Java provides "property lists" that are similar to Xdefaults in the X Window system. Programs can use properties to customize their behavior or find out information about the run-time environment; by reading a property list, a program can set defaults, choose colors and fonts, and more, without any changes to the code. Java 1.1 makes property lists much more general. Although the basic features of property lists did not change between Java 1.0 and 1.1, the way you access them did. Instead of providing specific locations for files, Java 1.1 provides access to these resource bundles in a more general scheme, described in Resource Bundles.
Although Java applications can define property lists as conveniences, there is one special property list that is common to all applications and applets: System Properties. This list currently has 14 properties in Java 1.0 and 21 in Java 1.1, although you may add to it, and more standard properties may be added in the future. An application has access to all of them. Because of security restrictions, an applet has access only to 9. Among other things, these properties allow you to customize your code for different platforms if you want to provide workarounds for platform-specific deficiencies or load native methods if available.
Table A.1 contains the complete list of system properties. The last column specifies whether an applet can access each property; applications can access all properties. As a word of caution, different vendors may report different values for the same environment (for example, os.arch could be x86 or 80486). The values in the property list reflect the run-time environment, not the development environment.
To read one of the system properties, use the getProperty() method of the System class:
System.getProperty (String s); // for the property you want
If s is a valid property and is accessible by your program, the system retrieves the current value as a String. If it is not, the return value is null. For example, the following line of code retrieves the vendor for the Java platform you are working with:
String s = System.getProperty ("java.vendor");
If an applet tries to access a property it does not have permission to read, a security exception is thrown.

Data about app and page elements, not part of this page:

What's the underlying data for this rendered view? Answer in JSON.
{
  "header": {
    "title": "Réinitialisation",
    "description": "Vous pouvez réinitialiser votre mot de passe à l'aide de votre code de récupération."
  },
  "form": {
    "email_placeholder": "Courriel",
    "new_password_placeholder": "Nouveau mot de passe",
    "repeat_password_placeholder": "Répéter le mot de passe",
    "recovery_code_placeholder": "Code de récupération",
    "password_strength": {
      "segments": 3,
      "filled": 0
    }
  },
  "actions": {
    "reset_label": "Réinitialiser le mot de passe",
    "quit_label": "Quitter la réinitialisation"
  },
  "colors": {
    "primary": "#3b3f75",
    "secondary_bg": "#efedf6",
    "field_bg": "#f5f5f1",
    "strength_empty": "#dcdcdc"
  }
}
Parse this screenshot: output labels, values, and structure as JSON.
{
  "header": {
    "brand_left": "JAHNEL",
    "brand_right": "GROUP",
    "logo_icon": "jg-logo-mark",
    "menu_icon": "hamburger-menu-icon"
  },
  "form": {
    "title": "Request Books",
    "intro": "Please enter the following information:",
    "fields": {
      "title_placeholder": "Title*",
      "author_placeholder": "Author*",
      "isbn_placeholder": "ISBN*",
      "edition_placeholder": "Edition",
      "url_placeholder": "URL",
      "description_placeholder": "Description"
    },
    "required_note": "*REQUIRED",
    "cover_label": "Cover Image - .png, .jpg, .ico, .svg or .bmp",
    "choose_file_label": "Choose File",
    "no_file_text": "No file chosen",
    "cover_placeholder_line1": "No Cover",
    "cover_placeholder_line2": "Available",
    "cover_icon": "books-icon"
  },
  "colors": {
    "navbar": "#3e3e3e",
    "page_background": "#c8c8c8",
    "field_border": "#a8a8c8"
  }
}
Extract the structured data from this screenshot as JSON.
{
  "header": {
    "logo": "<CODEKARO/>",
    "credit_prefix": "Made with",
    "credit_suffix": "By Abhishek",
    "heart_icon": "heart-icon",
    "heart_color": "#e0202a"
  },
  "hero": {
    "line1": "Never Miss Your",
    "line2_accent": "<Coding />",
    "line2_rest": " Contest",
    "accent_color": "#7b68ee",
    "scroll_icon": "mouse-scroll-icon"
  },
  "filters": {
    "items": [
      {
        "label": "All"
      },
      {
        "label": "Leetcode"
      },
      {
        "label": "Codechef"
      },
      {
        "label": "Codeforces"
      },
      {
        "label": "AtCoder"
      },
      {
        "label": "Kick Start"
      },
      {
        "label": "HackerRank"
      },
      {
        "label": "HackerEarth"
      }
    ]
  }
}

For an application, the Java interpreter can add additional system properties at run-time with the -D flag. The following command runs the program className, adding the program.name property to the list of available properties; the value of this property is the string Foo:
java -Dprogram.name=Foo className
An application can also modify its property list by calling various methods of the Properties class. The following code duplicates the effect of the -D flag in the previous example:
Properties p = System.getProperties (); p.put ("program.name", "Foo"); // To add a new one p.put ("java.vendor", "O'Reilly"); // To replace the current one System.setProperties(p);
An applet running within Netscape Navigator or Internet Explorer may not add or change system properties since Netscape Navigator and Internet Explorer do not let applets touch the local filesystem, and calls to getProperties() generate a security violation. Version 1.0 of HotJava, the JDK, and the appletviewer allow you to set properties with the properties file in the .hotjava directory. Other browsers may or may not enable this option.
The location of the system properties file depends on the run-time environment you are using. Ordinarily, the file will go into a subdirectory of the installation directory or, for environments where users have home directories, in a subdirectory for the user.
Users may add properties to the system property file by hand; of course, in this case, it's the Java developer's responsibility to document what properties the program reads, and to provide reasonable defaults in case those properties aren't set. The Color and Font classes have methods to read colors and fonts from the system properties list. These are two areas in which it would be appropriate for a program to define its own properties, expecting the user to set an appropriate value. For example, a program might expect the property myname.awt.drawingColor to define a default color for drawing; it would be the user's responsibility to add a line defining this property in the property file:
myname.awt.drawingColor=0xe0e0e0 #default drawing color: light gray